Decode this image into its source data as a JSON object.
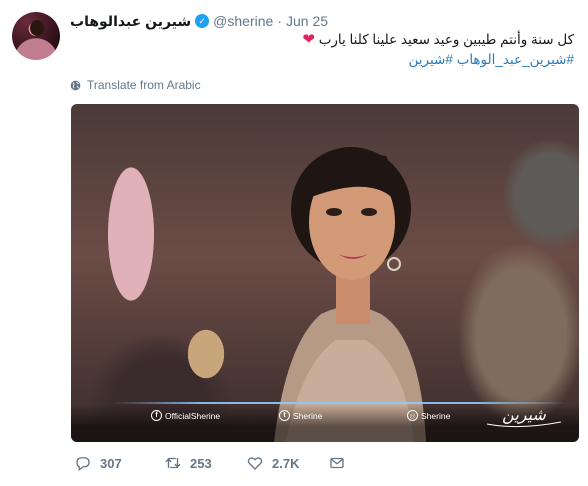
{
  "tweet": {
    "display_name": "شيرين عبدالوهاب",
    "verified_mark": "✓",
    "handle": "@sherine",
    "separator": "·",
    "date": "Jun 25",
    "text": "كل سنة وأنتم طيبين وعيد سعيد علينا كلنا يارب",
    "heart_emoji": "❤",
    "hashtags": "#شيرين_عبد_الوهاب #شيرين",
    "translate_label": "Translate from Arabic"
  },
  "media": {
    "facebook_label": "OfficialSherine",
    "twitter_label": "Sherine",
    "instagram_label": "Sherine",
    "signature_text": "شيرين"
  },
  "actions": {
    "reply_count": "307",
    "retweet_count": "253",
    "like_count": "2.7K"
  },
  "colors": {
    "link": "#2b7bb9",
    "verified": "#1da1f2",
    "muted": "#657786",
    "heart": "#e0245e"
  },
  "icons": [
    "verified-badge-icon",
    "globe-icon",
    "facebook-icon",
    "twitter-bird-icon",
    "instagram-icon",
    "reply-icon",
    "retweet-icon",
    "like-icon",
    "direct-message-icon"
  ]
}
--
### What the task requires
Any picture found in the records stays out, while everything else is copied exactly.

### Exercise solution
Decode this image into its source data as a JSON object.
{
  "tweet": {
    "display_name": "شيرين عبدالوهاب",
    "verified_mark": "✓",
    "handle": "@sherine",
    "separator": "·",
    "date": "Jun 25",
    "text": "كل سنة وأنتم طيبين وعيد سعيد علينا كلنا يارب",
    "heart_emoji": "❤",
    "hashtags": "#شيرين_عبد_الوهاب #شيرين",
    "translate_label": "Translate from Arabic"
  },
  "media": {
    "facebook_label": "OfficialSherine",
    "twitter_label": "Sherine",
    "instagram_label": "Sherine",
    "signature_text": "شيرين"
  },
  "actions": {
    "reply_count": "307",
    "retweet_count": "253",
    "like_count": "2.7K"
  },
  "colors": {
    "link": "#2b7bb9",
    "verified": "#1da1f2",
    "muted": "#657786",
    "heart": "#e0245e"
  },
  "icons": [
    "verified-badge-icon",
    "globe-icon",
    "facebook-icon",
    "twitter-bird-icon",
    "instagram-icon",
    "reply-icon",
    "retweet-icon",
    "like-icon",
    "direct-message-icon"
  ]
}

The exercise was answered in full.